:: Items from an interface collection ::
Start of Block

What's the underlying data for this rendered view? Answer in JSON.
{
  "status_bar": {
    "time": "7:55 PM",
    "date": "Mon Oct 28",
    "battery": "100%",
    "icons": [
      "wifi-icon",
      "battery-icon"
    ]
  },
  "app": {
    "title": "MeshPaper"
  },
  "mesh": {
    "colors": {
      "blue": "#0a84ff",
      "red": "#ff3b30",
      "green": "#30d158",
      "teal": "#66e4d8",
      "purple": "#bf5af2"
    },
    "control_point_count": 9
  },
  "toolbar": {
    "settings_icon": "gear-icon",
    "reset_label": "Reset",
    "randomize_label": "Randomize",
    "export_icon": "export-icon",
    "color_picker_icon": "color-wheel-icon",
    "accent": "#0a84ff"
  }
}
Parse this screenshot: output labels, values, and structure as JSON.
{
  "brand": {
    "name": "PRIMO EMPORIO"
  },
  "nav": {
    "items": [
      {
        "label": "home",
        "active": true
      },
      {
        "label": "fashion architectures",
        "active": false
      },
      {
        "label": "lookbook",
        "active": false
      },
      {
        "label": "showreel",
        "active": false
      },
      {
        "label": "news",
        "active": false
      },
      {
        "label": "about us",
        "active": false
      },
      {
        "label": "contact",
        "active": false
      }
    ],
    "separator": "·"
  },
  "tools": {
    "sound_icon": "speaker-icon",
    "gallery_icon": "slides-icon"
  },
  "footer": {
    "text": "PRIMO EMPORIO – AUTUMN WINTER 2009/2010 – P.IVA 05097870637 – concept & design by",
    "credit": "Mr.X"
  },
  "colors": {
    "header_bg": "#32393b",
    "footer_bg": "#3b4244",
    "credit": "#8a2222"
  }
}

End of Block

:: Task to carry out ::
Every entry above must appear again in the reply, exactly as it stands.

:: Output for this task ::
What's the underlying data for this rendered view? Answer in JSON.
{
  "status_bar": {
    "time": "7:55 PM",
    "date": "Mon Oct 28",
    "battery": "100%",
    "icons": [
      "wifi-icon",
      "battery-icon"
    ]
  },
  "app": {
    "title": "MeshPaper"
  },
  "mesh": {
    "colors": {
      "blue": "#0a84ff",
      "red": "#ff3b30",
      "green": "#30d158",
      "teal": "#66e4d8",
      "purple": "#bf5af2"
    },
    "control_point_count": 9
  },
  "toolbar": {
    "settings_icon": "gear-icon",
    "reset_label": "Reset",
    "randomize_label": "Randomize",
    "export_icon": "export-icon",
    "color_picker_icon": "color-wheel-icon",
    "accent": "#0a84ff"
  }
}
Parse this screenshot: output labels, values, and structure as JSON.
{
  "brand": {
    "name": "PRIMO EMPORIO"
  },
  "nav": {
    "items": [
      {
        "label": "home",
        "active": true
      },
      {
        "label": "fashion architectures",
        "active": false
      },
      {
        "label": "lookbook",
        "active": false
      },
      {
        "label": "showreel",
        "active": false
      },
      {
        "label": "news",
        "active": false
      },
      {
        "label": "about us",
        "active": false
      },
      {
        "label": "contact",
        "active": false
      }
    ],
    "separator": "·"
  },
  "tools": {
    "sound_icon": "speaker-icon",
    "gallery_icon": "slides-icon"
  },
  "footer": {
    "text": "PRIMO EMPORIO – AUTUMN WINTER 2009/2010 – P.IVA 05097870637 – concept & design by",
    "credit": "Mr.X"
  },
  "colors": {
    "header_bg": "#32393b",
    "footer_bg": "#3b4244",
    "credit": "#8a2222"
  }
}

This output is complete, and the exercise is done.